Task instructions: Return all lines of the listing below that carry the word "heading".

Exercise data:

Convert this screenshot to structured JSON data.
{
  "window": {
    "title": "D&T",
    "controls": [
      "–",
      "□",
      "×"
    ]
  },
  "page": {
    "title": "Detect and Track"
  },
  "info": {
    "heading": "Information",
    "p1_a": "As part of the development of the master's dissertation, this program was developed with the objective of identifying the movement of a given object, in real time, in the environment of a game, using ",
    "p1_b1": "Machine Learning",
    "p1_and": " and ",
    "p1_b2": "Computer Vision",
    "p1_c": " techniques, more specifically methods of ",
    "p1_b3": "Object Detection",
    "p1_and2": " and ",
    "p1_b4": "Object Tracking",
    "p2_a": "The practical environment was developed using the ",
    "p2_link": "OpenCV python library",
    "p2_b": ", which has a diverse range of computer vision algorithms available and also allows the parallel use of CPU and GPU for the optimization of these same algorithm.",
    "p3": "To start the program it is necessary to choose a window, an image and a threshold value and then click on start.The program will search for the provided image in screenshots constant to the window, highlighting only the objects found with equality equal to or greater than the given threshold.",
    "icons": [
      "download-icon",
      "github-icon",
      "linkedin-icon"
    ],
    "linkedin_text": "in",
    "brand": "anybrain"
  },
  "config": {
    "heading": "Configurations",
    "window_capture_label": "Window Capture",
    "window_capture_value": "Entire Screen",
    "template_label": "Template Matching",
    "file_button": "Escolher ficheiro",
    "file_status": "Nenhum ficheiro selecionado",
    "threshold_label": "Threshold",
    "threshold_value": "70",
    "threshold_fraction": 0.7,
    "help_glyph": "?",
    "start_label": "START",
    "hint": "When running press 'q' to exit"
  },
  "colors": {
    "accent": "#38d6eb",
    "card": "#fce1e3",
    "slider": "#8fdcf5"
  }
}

Worked solution:
    "heading": "Information",
    "heading": "Configurations",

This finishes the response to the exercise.